**WHAT IS REQUIRED**
The records below are split into lines. How many of those lines contain the string "chevron"? Reply with the number only.

**SUPPLIED INFORMATION**
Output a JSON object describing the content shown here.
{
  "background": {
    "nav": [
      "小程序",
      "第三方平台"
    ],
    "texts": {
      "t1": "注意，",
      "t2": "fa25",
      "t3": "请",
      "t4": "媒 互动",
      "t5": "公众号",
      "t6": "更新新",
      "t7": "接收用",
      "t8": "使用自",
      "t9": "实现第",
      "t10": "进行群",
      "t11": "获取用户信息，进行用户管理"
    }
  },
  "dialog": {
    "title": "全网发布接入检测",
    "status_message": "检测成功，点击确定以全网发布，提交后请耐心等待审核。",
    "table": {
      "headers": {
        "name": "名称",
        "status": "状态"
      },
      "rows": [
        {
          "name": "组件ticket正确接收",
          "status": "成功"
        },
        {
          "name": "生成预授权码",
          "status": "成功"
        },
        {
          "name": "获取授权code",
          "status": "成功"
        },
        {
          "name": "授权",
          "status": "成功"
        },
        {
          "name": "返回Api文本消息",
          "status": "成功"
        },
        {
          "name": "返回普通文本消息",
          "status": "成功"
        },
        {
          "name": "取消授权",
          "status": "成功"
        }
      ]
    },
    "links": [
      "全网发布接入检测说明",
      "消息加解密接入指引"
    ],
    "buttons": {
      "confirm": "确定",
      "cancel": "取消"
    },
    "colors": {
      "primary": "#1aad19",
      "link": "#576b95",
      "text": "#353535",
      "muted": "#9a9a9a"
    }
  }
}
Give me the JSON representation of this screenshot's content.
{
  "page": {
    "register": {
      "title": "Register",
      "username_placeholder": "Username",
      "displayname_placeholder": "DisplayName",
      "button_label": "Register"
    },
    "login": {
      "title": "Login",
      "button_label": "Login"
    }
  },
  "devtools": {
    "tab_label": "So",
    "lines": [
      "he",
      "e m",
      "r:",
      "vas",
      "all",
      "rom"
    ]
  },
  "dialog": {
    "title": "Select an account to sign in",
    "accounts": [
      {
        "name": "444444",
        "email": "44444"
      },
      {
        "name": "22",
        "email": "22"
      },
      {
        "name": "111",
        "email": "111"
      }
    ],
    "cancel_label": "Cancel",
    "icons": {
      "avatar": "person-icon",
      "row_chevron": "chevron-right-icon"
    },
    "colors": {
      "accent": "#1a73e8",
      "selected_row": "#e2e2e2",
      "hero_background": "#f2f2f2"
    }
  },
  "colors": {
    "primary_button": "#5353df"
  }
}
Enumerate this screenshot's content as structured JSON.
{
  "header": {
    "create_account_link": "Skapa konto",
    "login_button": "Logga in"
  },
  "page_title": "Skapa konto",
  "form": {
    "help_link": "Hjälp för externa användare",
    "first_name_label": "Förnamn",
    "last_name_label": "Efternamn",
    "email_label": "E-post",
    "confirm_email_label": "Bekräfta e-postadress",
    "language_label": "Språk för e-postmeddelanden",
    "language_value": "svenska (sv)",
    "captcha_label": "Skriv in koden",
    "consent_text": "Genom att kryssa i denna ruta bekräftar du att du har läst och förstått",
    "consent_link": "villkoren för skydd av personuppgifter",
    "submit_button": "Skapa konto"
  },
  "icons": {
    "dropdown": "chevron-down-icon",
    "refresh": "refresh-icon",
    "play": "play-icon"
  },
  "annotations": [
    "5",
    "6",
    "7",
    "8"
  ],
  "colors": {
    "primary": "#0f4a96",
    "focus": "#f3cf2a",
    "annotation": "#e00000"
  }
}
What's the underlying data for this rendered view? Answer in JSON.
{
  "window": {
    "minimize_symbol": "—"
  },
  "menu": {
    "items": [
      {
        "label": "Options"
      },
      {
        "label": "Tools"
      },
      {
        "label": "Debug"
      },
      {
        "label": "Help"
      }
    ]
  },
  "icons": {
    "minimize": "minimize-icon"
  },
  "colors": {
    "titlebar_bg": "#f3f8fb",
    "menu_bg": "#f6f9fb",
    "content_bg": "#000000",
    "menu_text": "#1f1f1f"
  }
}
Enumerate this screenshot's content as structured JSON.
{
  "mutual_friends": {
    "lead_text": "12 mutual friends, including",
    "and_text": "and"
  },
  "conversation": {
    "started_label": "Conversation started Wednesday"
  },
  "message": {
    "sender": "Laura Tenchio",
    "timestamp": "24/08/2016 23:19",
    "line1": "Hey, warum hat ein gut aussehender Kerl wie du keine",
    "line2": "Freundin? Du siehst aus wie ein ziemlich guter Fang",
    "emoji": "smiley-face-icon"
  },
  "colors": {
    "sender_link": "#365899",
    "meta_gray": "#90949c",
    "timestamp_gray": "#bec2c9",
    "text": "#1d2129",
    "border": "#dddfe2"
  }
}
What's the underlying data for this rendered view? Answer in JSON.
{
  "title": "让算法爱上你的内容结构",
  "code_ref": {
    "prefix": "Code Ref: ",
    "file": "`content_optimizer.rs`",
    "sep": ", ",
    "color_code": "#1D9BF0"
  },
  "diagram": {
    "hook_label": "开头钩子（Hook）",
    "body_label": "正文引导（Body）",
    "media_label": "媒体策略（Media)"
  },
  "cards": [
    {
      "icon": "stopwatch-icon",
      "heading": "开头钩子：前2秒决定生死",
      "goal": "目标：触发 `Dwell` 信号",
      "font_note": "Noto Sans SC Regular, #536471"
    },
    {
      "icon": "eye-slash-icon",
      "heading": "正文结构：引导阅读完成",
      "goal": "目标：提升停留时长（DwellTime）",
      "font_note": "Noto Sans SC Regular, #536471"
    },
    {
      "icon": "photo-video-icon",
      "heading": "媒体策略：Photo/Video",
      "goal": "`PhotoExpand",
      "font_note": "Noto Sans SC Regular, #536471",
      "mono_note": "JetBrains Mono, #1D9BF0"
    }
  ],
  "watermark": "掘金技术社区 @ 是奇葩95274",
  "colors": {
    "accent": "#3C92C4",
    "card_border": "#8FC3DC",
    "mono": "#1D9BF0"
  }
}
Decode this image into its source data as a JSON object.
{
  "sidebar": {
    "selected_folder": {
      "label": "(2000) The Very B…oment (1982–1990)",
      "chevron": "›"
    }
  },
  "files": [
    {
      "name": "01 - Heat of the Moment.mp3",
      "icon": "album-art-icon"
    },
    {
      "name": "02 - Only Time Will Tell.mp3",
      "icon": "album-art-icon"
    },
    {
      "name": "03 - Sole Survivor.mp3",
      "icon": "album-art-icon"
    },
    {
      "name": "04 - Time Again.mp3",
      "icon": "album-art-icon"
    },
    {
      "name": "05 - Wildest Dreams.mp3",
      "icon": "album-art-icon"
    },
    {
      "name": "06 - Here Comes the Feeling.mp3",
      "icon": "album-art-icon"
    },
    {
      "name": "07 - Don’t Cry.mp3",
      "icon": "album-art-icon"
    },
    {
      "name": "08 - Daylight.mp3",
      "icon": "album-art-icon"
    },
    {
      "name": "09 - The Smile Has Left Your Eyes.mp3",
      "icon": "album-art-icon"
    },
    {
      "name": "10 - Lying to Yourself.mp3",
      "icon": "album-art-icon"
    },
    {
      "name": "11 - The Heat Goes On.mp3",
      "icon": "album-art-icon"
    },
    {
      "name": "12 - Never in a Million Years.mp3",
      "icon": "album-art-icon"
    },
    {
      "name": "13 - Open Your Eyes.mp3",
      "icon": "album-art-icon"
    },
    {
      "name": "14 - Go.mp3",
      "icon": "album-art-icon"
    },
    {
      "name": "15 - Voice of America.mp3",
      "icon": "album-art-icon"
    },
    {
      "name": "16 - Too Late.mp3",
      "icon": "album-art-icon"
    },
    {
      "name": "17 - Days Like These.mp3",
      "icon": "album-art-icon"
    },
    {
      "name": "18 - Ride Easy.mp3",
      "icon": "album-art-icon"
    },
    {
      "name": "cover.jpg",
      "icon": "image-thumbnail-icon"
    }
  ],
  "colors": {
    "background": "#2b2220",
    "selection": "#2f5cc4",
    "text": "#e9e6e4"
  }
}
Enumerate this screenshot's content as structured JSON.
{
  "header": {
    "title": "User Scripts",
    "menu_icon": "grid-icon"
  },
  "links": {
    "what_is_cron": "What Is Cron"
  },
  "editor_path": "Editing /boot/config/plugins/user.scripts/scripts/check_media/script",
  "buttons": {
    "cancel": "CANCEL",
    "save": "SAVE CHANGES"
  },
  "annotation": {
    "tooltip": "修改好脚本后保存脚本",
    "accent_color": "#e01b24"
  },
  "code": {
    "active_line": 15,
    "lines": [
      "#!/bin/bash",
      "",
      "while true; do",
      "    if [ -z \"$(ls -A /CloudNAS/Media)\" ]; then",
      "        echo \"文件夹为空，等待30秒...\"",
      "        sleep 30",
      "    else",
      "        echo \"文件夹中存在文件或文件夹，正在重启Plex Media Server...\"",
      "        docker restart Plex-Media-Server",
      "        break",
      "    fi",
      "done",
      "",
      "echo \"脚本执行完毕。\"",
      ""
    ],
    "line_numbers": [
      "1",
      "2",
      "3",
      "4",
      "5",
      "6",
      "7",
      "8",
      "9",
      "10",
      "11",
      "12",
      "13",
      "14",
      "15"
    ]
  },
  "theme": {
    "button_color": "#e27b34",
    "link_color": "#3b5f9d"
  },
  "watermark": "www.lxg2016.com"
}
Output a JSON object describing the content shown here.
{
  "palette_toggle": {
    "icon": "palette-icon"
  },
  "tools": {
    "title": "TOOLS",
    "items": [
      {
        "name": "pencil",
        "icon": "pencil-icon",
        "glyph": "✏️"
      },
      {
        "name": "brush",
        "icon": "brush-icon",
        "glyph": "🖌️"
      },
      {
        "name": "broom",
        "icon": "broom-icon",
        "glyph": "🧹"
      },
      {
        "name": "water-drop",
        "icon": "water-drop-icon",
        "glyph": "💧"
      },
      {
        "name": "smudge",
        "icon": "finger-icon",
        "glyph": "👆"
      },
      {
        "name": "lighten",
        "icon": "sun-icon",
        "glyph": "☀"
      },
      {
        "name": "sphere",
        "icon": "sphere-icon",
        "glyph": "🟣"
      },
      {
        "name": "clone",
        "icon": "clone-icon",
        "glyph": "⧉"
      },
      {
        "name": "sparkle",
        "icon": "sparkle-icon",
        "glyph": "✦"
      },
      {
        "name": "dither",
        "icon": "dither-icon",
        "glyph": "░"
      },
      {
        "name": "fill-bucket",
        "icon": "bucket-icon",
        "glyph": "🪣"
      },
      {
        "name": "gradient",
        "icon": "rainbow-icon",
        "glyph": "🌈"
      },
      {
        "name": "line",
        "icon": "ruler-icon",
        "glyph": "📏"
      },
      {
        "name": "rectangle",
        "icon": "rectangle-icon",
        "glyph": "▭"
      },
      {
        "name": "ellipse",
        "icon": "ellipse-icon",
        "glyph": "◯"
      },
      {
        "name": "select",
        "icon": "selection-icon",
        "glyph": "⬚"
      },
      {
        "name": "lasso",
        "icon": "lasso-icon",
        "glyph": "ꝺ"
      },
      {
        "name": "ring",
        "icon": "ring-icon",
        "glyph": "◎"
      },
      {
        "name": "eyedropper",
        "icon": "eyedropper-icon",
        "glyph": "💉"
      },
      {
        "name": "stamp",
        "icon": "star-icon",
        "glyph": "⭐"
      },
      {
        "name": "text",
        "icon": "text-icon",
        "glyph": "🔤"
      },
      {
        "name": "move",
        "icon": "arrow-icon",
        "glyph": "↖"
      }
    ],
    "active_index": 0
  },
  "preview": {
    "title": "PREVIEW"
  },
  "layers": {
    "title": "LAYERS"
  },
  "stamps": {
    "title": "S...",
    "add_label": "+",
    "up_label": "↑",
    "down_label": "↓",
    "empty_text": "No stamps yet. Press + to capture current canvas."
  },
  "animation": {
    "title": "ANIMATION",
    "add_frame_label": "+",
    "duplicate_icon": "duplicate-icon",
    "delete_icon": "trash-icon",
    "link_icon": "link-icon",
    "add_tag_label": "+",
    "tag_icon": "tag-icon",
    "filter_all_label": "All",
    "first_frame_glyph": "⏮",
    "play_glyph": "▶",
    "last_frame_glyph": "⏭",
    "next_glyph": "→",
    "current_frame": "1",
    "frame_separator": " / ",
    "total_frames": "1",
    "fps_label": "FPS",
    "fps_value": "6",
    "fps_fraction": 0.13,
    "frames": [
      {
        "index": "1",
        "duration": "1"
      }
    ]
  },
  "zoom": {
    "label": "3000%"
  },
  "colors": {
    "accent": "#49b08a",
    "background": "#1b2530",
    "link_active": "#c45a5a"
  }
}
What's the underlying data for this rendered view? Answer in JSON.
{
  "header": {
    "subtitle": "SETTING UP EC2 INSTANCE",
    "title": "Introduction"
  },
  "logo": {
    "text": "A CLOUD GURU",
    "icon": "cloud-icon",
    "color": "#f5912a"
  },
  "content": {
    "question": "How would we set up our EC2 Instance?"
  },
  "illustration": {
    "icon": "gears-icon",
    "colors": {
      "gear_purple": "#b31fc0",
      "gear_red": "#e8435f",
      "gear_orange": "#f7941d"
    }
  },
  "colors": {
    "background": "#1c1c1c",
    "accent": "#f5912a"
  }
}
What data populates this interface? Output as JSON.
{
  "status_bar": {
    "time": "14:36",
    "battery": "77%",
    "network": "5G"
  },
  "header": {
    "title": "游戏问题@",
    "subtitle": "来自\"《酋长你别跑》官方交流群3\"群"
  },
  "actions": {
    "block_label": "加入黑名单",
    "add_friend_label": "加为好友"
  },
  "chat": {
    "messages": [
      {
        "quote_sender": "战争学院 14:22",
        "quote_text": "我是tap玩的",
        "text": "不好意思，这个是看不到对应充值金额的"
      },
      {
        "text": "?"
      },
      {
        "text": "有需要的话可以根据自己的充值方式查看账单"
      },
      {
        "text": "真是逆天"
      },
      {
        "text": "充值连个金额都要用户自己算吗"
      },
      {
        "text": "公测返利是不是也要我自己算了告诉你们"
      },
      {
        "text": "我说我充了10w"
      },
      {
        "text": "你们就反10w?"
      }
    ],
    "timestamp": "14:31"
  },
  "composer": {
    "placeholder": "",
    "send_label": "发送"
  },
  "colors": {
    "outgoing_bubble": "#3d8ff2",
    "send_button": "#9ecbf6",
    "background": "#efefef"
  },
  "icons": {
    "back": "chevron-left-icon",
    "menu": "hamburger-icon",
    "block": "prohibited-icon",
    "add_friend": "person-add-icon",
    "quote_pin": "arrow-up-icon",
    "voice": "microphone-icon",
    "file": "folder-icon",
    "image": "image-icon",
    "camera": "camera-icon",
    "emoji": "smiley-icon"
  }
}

**EXPECTED ANSWER**
4